◆ GOAL OF THE EXERCISE ◆
Say how many lines in the following entries include "Troy", and add nothing else.

(Data records for software interfaces)
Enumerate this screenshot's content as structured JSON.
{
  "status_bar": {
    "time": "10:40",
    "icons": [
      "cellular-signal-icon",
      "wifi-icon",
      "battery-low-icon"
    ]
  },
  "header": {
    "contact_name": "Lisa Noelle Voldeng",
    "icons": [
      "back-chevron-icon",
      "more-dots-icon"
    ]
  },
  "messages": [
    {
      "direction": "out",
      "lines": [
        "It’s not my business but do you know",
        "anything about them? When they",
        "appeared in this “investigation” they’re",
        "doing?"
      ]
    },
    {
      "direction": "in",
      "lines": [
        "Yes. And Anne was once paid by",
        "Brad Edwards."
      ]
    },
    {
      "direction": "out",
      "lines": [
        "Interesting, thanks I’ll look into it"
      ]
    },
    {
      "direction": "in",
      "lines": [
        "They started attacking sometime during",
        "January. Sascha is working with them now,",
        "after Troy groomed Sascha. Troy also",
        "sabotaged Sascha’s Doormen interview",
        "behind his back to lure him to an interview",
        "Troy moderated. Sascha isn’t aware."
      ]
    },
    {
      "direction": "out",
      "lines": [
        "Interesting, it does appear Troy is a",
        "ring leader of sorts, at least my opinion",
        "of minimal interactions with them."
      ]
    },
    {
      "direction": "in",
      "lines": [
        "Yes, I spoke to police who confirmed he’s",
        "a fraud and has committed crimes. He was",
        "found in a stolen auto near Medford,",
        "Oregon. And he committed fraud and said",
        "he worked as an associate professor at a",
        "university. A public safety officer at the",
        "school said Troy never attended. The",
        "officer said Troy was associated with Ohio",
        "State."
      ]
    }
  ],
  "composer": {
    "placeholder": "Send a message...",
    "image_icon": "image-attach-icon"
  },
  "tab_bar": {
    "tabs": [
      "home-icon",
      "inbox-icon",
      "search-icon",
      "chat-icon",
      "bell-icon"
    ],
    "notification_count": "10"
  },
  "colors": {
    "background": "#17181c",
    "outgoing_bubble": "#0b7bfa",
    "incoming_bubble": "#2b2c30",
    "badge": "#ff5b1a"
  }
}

◆ FINISHED EXERCISE ◆
5